**WHAT THE EXERCISE ASKS:** Find the lines of the records in which the word "BrightnessCon" appears and report how many there are, as a number alone.

**Interface dataset entries:**
________________

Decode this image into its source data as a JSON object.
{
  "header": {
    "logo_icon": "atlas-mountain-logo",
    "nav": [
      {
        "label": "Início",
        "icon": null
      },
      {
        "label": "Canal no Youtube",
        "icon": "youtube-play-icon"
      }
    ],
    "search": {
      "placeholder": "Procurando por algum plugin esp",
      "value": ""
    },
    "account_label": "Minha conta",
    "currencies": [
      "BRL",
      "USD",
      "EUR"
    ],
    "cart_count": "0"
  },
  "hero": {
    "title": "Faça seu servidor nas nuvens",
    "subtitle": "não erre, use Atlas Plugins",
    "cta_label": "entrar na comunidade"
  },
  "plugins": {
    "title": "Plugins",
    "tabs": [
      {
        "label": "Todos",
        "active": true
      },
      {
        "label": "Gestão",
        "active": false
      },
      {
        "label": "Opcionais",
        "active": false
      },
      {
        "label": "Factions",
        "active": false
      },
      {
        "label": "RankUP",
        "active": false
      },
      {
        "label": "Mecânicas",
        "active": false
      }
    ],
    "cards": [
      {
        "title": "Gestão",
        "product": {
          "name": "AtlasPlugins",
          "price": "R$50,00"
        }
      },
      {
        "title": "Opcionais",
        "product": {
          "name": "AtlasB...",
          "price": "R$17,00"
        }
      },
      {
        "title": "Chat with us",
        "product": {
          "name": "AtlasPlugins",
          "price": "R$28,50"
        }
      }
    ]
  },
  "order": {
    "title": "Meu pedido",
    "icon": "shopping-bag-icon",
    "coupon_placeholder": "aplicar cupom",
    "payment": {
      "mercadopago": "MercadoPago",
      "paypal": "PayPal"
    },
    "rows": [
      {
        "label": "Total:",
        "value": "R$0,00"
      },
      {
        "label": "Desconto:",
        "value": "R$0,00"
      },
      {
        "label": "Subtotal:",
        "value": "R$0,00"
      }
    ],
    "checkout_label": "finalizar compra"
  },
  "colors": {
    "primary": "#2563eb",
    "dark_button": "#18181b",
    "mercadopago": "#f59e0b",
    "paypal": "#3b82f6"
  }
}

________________

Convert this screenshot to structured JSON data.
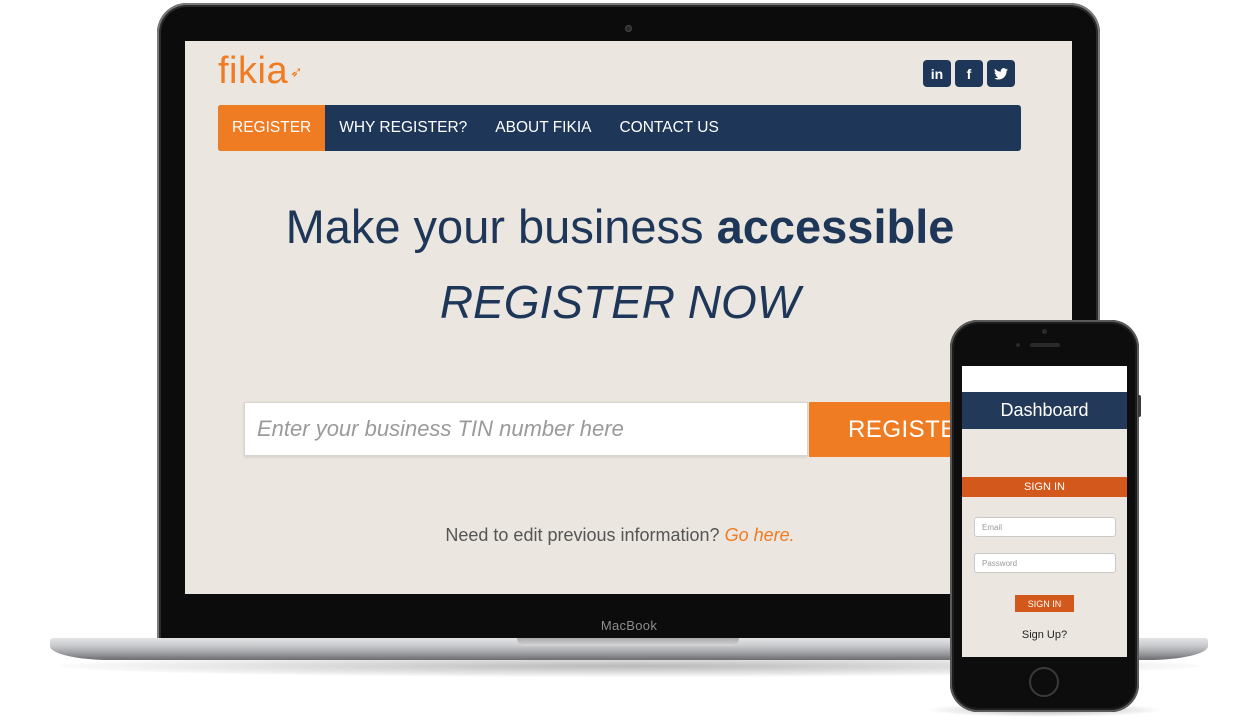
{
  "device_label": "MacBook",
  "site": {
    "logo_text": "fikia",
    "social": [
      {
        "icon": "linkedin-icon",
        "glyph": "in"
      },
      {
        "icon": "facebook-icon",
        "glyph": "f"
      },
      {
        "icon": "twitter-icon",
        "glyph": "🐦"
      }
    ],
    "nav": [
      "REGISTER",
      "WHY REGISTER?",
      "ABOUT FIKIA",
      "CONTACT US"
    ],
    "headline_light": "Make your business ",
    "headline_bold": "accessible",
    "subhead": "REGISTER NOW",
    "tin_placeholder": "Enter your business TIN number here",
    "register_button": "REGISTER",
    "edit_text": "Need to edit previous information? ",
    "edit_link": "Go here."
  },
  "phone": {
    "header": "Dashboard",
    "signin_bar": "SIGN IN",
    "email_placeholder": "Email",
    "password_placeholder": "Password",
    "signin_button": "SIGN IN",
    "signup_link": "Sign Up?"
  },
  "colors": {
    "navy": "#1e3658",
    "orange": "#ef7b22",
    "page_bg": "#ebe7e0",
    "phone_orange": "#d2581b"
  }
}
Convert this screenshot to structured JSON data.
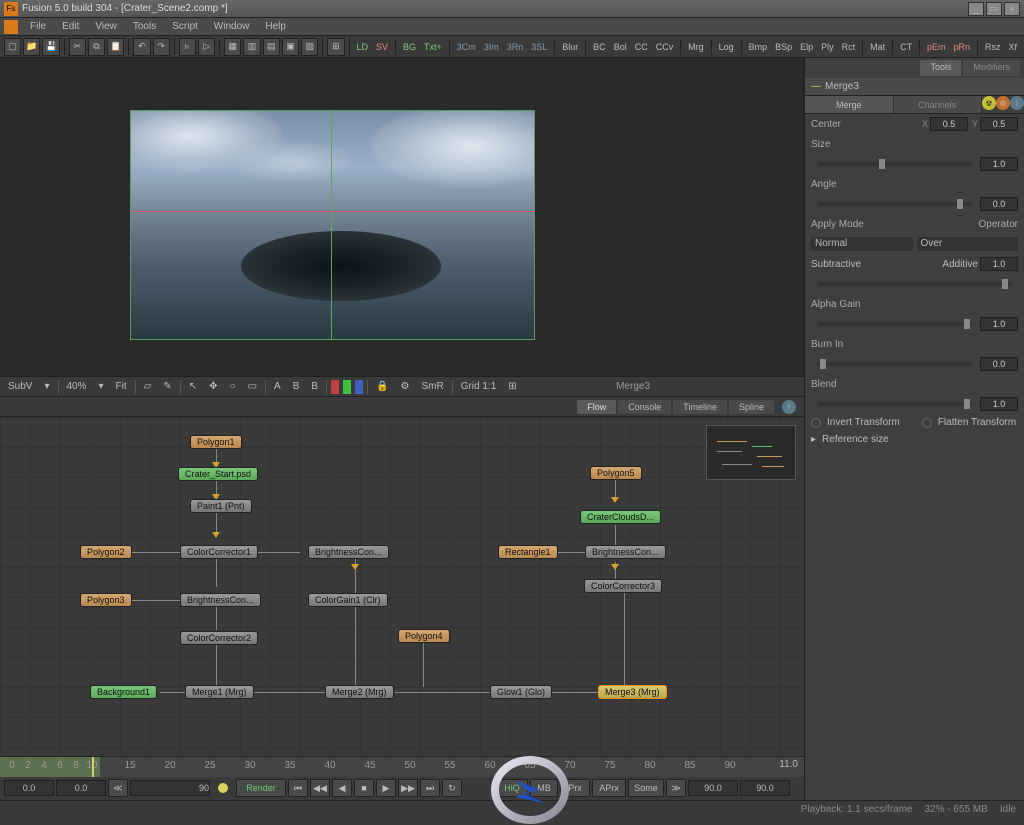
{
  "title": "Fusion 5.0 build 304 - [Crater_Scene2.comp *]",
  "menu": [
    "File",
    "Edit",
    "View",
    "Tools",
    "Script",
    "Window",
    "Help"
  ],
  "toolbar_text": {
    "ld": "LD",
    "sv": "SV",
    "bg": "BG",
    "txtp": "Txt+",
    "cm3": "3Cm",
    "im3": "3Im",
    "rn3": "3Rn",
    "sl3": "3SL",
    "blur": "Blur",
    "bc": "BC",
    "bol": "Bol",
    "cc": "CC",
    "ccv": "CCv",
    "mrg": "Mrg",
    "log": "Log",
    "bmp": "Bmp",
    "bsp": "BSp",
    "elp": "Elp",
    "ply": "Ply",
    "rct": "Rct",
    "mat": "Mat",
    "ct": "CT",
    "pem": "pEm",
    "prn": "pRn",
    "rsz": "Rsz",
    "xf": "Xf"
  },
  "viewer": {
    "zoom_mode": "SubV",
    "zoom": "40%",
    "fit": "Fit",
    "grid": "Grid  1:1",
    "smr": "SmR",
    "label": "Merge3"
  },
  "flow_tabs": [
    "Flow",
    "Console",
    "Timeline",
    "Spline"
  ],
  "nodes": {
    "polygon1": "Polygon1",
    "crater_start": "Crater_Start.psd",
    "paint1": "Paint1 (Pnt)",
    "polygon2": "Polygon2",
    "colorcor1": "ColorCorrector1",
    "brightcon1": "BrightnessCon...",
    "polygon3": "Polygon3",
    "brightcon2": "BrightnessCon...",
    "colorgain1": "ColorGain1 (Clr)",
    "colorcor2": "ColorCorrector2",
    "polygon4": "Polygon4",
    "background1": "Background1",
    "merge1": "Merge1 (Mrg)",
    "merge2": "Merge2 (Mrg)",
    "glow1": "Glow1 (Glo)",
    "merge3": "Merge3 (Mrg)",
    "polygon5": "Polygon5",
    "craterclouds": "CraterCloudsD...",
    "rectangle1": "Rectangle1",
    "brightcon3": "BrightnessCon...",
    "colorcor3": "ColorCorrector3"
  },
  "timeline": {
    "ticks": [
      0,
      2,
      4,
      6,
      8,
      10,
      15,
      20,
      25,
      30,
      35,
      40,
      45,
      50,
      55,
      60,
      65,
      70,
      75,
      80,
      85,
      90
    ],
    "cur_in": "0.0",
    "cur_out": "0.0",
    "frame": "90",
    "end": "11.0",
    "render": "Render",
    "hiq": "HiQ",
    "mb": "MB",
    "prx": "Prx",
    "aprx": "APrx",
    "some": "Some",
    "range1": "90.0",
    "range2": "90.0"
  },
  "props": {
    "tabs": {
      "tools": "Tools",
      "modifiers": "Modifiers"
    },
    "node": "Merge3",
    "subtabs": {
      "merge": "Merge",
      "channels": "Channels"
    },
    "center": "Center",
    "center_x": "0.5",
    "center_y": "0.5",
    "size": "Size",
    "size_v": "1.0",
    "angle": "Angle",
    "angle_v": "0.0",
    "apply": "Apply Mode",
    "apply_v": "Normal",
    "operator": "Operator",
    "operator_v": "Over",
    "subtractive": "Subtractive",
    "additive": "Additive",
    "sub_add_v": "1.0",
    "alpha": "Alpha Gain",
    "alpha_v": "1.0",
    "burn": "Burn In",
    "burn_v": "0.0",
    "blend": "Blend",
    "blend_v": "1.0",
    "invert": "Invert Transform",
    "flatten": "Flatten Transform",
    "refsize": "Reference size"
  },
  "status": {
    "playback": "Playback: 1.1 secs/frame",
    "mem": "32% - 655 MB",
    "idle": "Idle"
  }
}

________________

**REPLY:** 3